Association of the Wall and Ceiling Industry Logo

Layoff Strategy

To keep the company afloat, some owners/presidents are laying off some of their staff. What is your company doing to retain its “A” Team, knowing that the economy will eventually turn around? Or, if you have had to let some top employees go, what are you doing to keep in touch with them so that you don’t lose them completely?

When times are tough like now, the best policy is communication. I know a few contractors who just have no work, and as long as an occasional phone call keeps them in the loop, when the economy turns around, they will be sure to come back.

—Wayne Dickinson, Dickinson Drywall, West Bridgewater, Massachusetts

After I sat down with my “A” team and explained all the problems with these economic downturn and the possibility of layoffs or cuts in salaries or hours, all they did was complain and moan and left my company after years of training etc., to open their own companies and compete against me by contacting all my customers, lying about specifics with my company just to gain an upper hand in bidding jobs … . So that answers your question; it’ll be a cold day in hell before I hire them back!!!! I have no faith in friendship or humanity anymore!!!

—Alan Castro, President, Advanced Specialty Const. Inc., Fort Walton Beach, Florida

We are taking a small amount of jobs at a lower price than normal to keep our key employees working, and they are working harder and more efficiently to help our bottom line. We have had to lay off some key guys, but our core group is still out there and hopefully we can get guys back when things turn around.


What recession? What layoffs? We are having our best two years ever! Treat your customers, employees and subs as equal parts of the team and continue to turn out the best work at the best prices, and you will win even in the downturns!

—Brad Hollett, President, Accelerated Construction LLC, ACT Architects LLC, Jacksonville, Florida

We all appreciate those who, as part of the team, helped build our company. So outside of creating something to do (wash company trucks, do yard work around shop) what else should I be obligated to do? We are hanging on for dear life in an industry that has become more about the lowest price than ever before. Add to this that our customers show very little (if any) loyalty. If the reverse were true, if supply could not keep pace with demand, would my “A” installers stay with me, if given an opportunity to go where they could make more money?


Fortunately in our part of the country our business is strong and we have not had to lay off any of our management staff. We have a great team right now, and we do what is necessary to keep our backlog high to maintain our people.

—D. Parsons, Diversified Interiors, El Paso, Texas

We carry their health insurance and pay the full premium while they are laid off. We have only lost one “highly valued” employee but have cut back to about 60% of our normal work force. His brother still works for us, so we try to keep in touch.


Being the sole owner and the only employee is me, I try and interact with my contractors as much as possible! Keep in shape, eat right and try to stay mentally focused on the positive. This way I feel that I have several employees! This is my A team.

—Dale L. Tucker, Owner, Acoustics, Boise, Idaho

Browse Similar Articles

You May Also Like

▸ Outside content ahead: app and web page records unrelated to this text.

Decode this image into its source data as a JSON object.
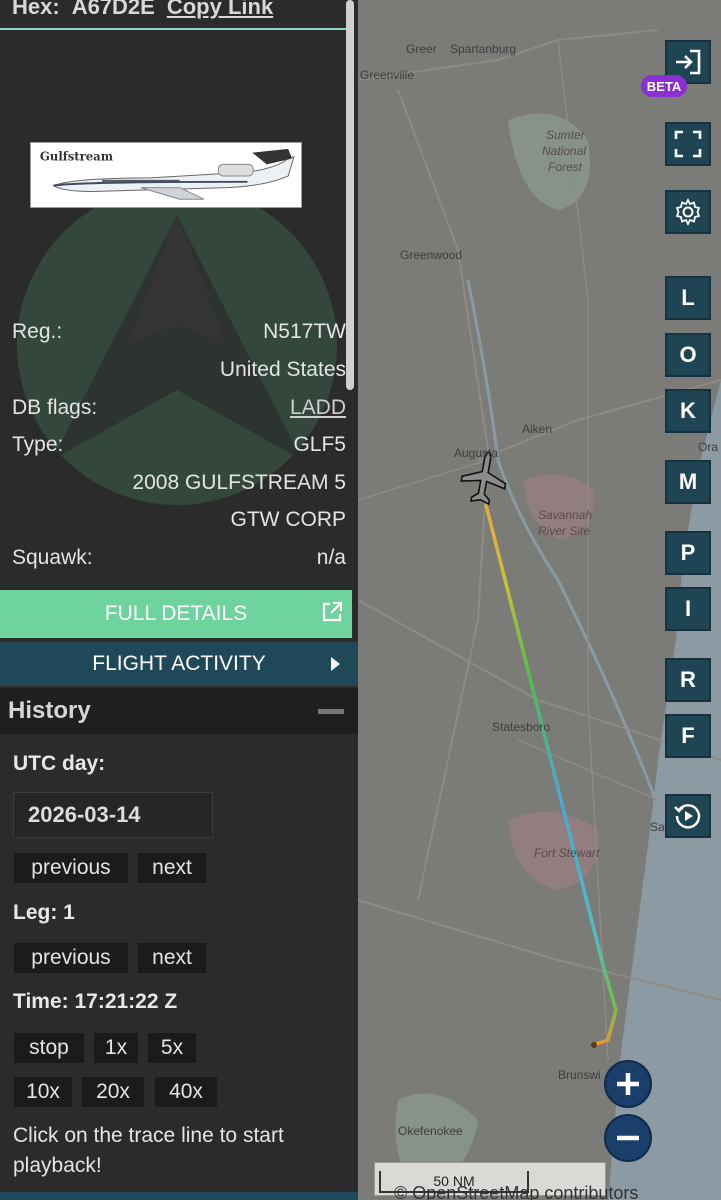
{
  "header": {
    "hex_label": "Hex:",
    "hex_value": "A67D2E",
    "copy_link": "Copy Link"
  },
  "aircraft_photo": {
    "airline_text": "Gulfstream"
  },
  "info": {
    "reg_label": "Reg.:",
    "reg_value": "N517TW",
    "country": "United States",
    "db_flags_label": "DB flags:",
    "db_flags_value": "LADD",
    "type_label": "Type:",
    "type_value": "GLF5",
    "type_desc": "2008 GULFSTREAM 5",
    "owner": "GTW CORP",
    "squawk_label": "Squawk:",
    "squawk_value": "n/a"
  },
  "buttons": {
    "full_details": "FULL DETAILS",
    "flight_activity": "FLIGHT ACTIVITY"
  },
  "history": {
    "title": "History",
    "utc_day_label": "UTC day:",
    "date": "2026-03-14",
    "prev": "previous",
    "next": "next",
    "leg_label": "Leg: 1",
    "time_label": "Time: 17:21:22 Z",
    "speed": [
      "stop",
      "1x",
      "5x",
      "10x",
      "20x",
      "40x"
    ],
    "hint": "Click on the trace line to start playback!"
  },
  "map": {
    "labels": {
      "greer": "Greer",
      "spartanburg": "Spartanburg",
      "greenville": "Greenville",
      "sumter": "Sumter",
      "national": "National",
      "forest": "Forest",
      "greenwood": "Greenwood",
      "aiken": "Aiken",
      "augusta": "Augusta",
      "savannah": "Savannah",
      "river_site": "River Site",
      "statesboro": "Statesboro",
      "fort_stewart": "Fort Stewart",
      "brunswick": "Brunswi",
      "okefenokee": "Okefenokee",
      "ora": "Ora",
      "sa": "Sa"
    },
    "controls": {
      "beta": "BETA",
      "letters": [
        "L",
        "O",
        "K",
        "M",
        "P",
        "I",
        "R",
        "F"
      ]
    },
    "scale": "50 NM",
    "attribution": "© OpenStreetMap contributors",
    "colors": {
      "accent_green": "#6fd39d",
      "dark_teal": "#1f4858",
      "beta_purple": "#8a2fd4"
    }
  }
}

At what age are you planning to retire, and what are you doing now to prepare for retirement? For me, Retire = Slow down. My goal is to build the

I think radios onsite are permissible if the content being played is monitored both for content and for volume. Yes, if the volume is kept to a low to medium